About the Project
The growing use of social-networking sites like Facebook and YouTube, along with technical advances in data-retrieval techniques, are providing new opportunities to make use of people’s personal information — and those opportunities are equally available for both ethical and unethical uses. Current computer-science curricula at high schools and colleges usually include an abundance of material on data-retrieval methods and how to improve them, but rarely make room for discussion of the potential negative impact of these technologies. Among the groups most affected by those negative impacts are high-school students; they are the most frequent users of social-networking sites and apps, but often do not have a full understanding of the potential consequences their current online activities might have later in their lives. For example, a Facebook posting that a high-schooler’s friends think is cool might be seen by a much larger audience than she expected — including perhaps future employers who wouldn’t think it was so cool. In addition, not understanding — or not thinking about — the consequences of posting often leads to over-sharing information about other people, including friends and relatives.

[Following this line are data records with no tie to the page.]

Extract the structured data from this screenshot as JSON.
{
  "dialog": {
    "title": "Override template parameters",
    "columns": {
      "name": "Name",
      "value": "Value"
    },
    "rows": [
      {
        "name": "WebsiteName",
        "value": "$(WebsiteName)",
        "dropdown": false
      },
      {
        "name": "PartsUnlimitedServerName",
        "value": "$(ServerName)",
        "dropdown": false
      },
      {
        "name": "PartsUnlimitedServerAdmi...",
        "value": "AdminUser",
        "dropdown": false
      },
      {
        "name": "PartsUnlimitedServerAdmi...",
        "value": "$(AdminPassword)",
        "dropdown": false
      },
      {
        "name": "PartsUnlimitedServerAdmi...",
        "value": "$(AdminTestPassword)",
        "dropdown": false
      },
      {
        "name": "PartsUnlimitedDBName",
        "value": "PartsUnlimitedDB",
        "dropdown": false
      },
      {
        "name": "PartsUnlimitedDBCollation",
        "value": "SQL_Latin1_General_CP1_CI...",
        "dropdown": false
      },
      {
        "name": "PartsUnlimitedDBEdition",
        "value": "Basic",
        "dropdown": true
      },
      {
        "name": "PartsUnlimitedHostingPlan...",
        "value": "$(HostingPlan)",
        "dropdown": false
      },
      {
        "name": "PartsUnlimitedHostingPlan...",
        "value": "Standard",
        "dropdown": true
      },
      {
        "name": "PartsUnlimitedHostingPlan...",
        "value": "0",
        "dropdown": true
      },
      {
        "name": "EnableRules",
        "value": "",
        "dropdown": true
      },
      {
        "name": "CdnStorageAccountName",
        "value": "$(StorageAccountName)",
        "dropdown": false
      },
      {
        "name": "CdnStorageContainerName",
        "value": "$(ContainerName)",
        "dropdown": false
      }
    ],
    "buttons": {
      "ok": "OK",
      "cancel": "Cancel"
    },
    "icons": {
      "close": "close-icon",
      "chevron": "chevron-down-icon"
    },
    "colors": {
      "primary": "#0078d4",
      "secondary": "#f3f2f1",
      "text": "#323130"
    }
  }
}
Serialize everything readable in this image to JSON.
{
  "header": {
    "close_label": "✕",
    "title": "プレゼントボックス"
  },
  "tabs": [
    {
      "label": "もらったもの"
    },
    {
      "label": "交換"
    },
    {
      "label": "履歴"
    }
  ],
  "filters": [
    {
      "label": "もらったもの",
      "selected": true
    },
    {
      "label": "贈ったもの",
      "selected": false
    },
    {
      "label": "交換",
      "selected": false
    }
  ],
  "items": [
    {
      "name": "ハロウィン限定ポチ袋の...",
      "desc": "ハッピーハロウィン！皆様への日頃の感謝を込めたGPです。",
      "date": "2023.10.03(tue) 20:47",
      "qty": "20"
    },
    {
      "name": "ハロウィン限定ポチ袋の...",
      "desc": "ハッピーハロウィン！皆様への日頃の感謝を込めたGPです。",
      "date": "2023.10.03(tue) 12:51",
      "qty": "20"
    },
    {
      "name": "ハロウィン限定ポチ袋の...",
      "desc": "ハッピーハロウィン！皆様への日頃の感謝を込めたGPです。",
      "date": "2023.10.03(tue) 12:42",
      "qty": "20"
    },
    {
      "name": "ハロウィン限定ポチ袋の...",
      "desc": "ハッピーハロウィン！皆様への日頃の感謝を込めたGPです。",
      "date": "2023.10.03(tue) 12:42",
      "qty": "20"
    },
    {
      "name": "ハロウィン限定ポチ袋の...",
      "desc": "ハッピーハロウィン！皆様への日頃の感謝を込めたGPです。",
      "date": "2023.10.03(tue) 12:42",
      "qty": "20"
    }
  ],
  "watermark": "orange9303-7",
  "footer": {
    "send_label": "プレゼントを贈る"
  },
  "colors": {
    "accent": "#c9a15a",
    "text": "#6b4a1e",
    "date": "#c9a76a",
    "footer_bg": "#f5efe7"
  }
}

The Teaching Privacy project is an NSF-sponsored* collaboration between the International Computer Science Institute and the University of California-Berkeley. The project aims to empower K-12 students and college undergrads in making informed choices about privacy, by building a set of educational tools and hands-on exercises to help teachers demonstrate what happens to personal information on the Internet — and what the effects of sharing information can be.
For more information, drop us an e-mail at firstname.lastname@example.org.
This work was supported by funding provided to the International Computer Science Institute by the National Science Foundation, through grants CNS‐1065240 and DGE-1419319, and by the Broadband Technology Opportunities Program through the California Connects program. Additional support comes from funding provided to the University of California–Berkeley through NSF grants EEC-1405547 and CCF-0424422 and through the IISME Summer Fellowship Program.
* Disclaimer: Any opinions, findings, and conclusions or recommendations expressed in this material are those of the individual authors or originators and do not necessarily reflect the views of the National Science Foundation, BTOP, IISME, other funders, the International Computer Science Institute, nor UC Berkeley.